Composite bonding, also known as dental bonding, is a technique used to improve the appearance of damaged or cracked teeth. To help alter the shape of your teeth, a dentist adds a putty-like resin before permanently bonding them.
Bonding helps close gaps, repair chips, and change the shape and color of a tooth. And unlike many other cosmetic treatments, composite bonding is entirely reversible.
Is composite bonding right for you? Keep reading for some advantages and disadvantages, as well as ways to determine if you’re a good candidate for bonding.
Advantages of Composite Bonding
Many patients consider composite bonding because it’s low in price, has a minimal time commitment, and the results are immediate.
The bonding is much more affordable than dental porcelain, and the treatment is completed during a single visit. Additionally, local anesthesia is typically not required.
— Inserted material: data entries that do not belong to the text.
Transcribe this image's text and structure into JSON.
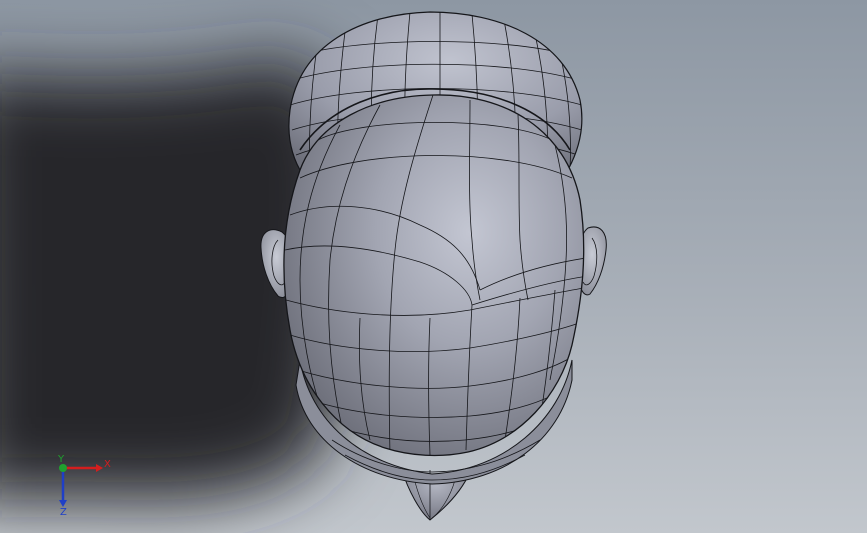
{
  "viewport": {
    "background_top": "#8d97a3",
    "background_bottom": "#c2c7cd",
    "shadow_color": "#25282c",
    "model_color": "#9ea1ad",
    "wire_color": "#15161a"
  },
  "triad": {
    "x_label": "X",
    "y_label": "Y",
    "z_label": "Z",
    "x_color": "#d41e1e",
    "y_color": "#1fa12f",
    "z_color": "#1f3fc7"
  }
}
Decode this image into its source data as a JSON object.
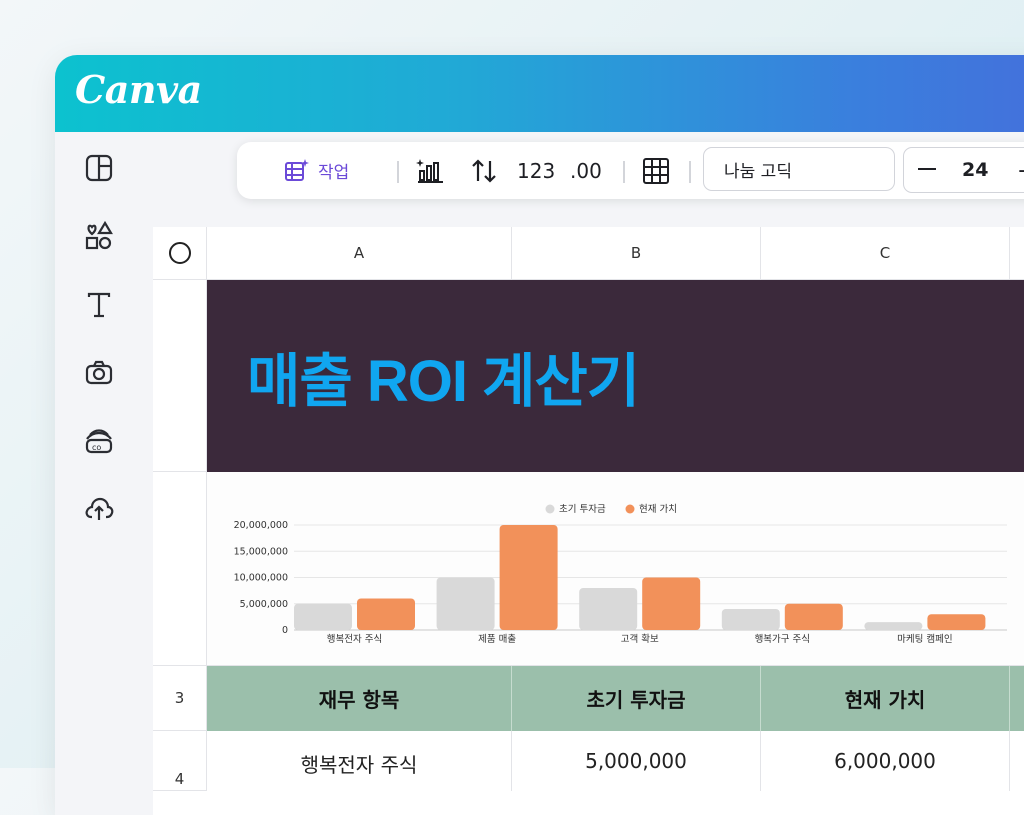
{
  "app": {
    "logo": "Canva"
  },
  "toolbar": {
    "action_label": "작업",
    "number_format": "123",
    "decimal_format": ".00",
    "font_name": "나눔 고딕",
    "font_size": "24",
    "icons": [
      "magic-grid-icon",
      "chart-icon",
      "sort-icon",
      "table-icon"
    ]
  },
  "sidebar": {
    "icons": [
      "layout-icon",
      "elements-icon",
      "text-icon",
      "camera-icon",
      "brand-icon",
      "upload-icon"
    ]
  },
  "sheet": {
    "columns": [
      "A",
      "B",
      "C"
    ],
    "row_numbers": [
      "3",
      "4"
    ],
    "title": "매출 ROI 계산기",
    "headers": [
      "재무 항목",
      "초기 투자금",
      "현재 가치"
    ],
    "first_row": [
      "행복전자 주식",
      "5,000,000",
      "6,000,000"
    ]
  },
  "colors": {
    "title_bg": "#3b293b",
    "title_text": "#10a6f0",
    "header_bg": "#9bbfab",
    "series_initial": "#d9d9d9",
    "series_current": "#f2915a"
  },
  "chart_data": {
    "type": "bar",
    "categories": [
      "행복전자 주식",
      "제품 매출",
      "고객 확보",
      "행복가구 주식",
      "마케팅 캠페인"
    ],
    "series": [
      {
        "name": "초기 투자금",
        "color": "#d9d9d9",
        "values": [
          5000000,
          10000000,
          8000000,
          4000000,
          1500000
        ]
      },
      {
        "name": "현재 가치",
        "color": "#f2915a",
        "values": [
          6000000,
          20000000,
          10000000,
          5000000,
          3000000
        ]
      }
    ],
    "yticks": [
      "0",
      "5,000,000",
      "10,000,000",
      "15,000,000",
      "20,000,000"
    ],
    "ylim": [
      0,
      20000000
    ],
    "legend": "top-center",
    "grid": true
  }
}
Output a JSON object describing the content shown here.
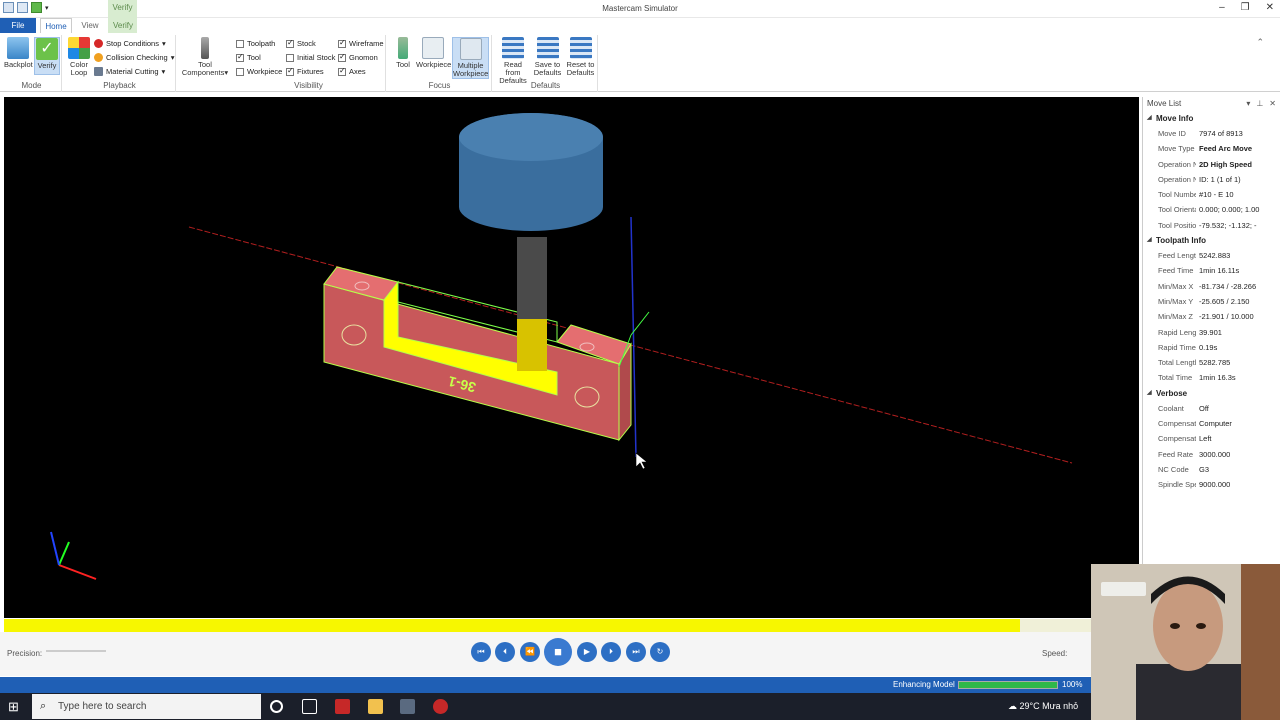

This lowers the cost and health risks when compared to other alternative treatments.
When patients choose composite bonding over other alternatives like veneers and crowns, less of their natural tooth is removed. Plus, composite bonding has the ability to be easily repaired if cracked – unlike veneers and crowns.
Disadvantages of Composite Bonding
Like all dental treatments and techniques, there are a few disadvantages of composite bonding to take into consideration.
First, it’s important to note that composite bonding will not cover as much damage as porcelain veneers. Bonding cannot cleanly hide wide gaps and extensive damage, whereas veneers simply slip over the teeth and give a more natural look. In small usages, bonding does help create a seamless blend with existing teeth, but the resin typically does not match the sheen and translucence of natural teeth.
Depending on your oral health and hygiene, bonding materials last between three and ten years. This timeline is not near as long as porcelain veneers, which can last for up to 15 years. Bonding weakens over time, especially if you have bad habits such as biting your nails or chewing on pens. Luckily, cracked bonding is easily fixed and inexpensive to repair.
Lastly, the material used for bonding is less stain-resistant than other options. This means taking precautionary measures like avoiding tooth-staining products, coffee, tea, and red wine for at least 48 hours after treatment. After that 48-hour mark, you can consume these beverages, but it’s critical to brush your teeth as soon as possible.
Are You a Good Candidate for Composite Bonding?
Choosing between dental treatments like composite bonding and veneers comes down to a variety of factors. Two of the biggest factors are your overall oral health and personal needs.
Cost also often plays a role in consideration. According to the American Dental Association and American Cosmetic Dentistry, dental bonding is the most cost-effective option. Composition bonding costs between $300 and $600 per tooth, whereas alternatives like veneers cost between $900 to $2500 per tooth.
To determine if composite bonding is right for you, take these factors into consideration:
- Do you have a fractured, chipped, or decayed tooth you want to repair?
- Do you need minimal coverage for that damaged tooth (or teeth)?
- Do you want to enhance the appearance of your smile?
- Do you need to fill in gaps between teeth?
- Do you need to cover an exposed tooth root?
If you answered yes to these questions, then composite bonding is a great option for you. You may not be a good candidate if you have a larger gap to fill between teeth or if you have an overbite.
Learn More About Composite Bonding and Cosmetic Dentistry
There is no cosmetic dental procedure that is perfect for every patient. If you qualify for composite bonding, then it’s an inexpensive and quick way to improve your smile dramatically. However, if you have extensive damage that needs to be repaired, bonding is not your best option.Jay B. Lubliner, DMD, specializes in cosmetic dentistry procedures such as porcelain veneers, removable dentures, teeth whitening, and composite bonding. Contact us today at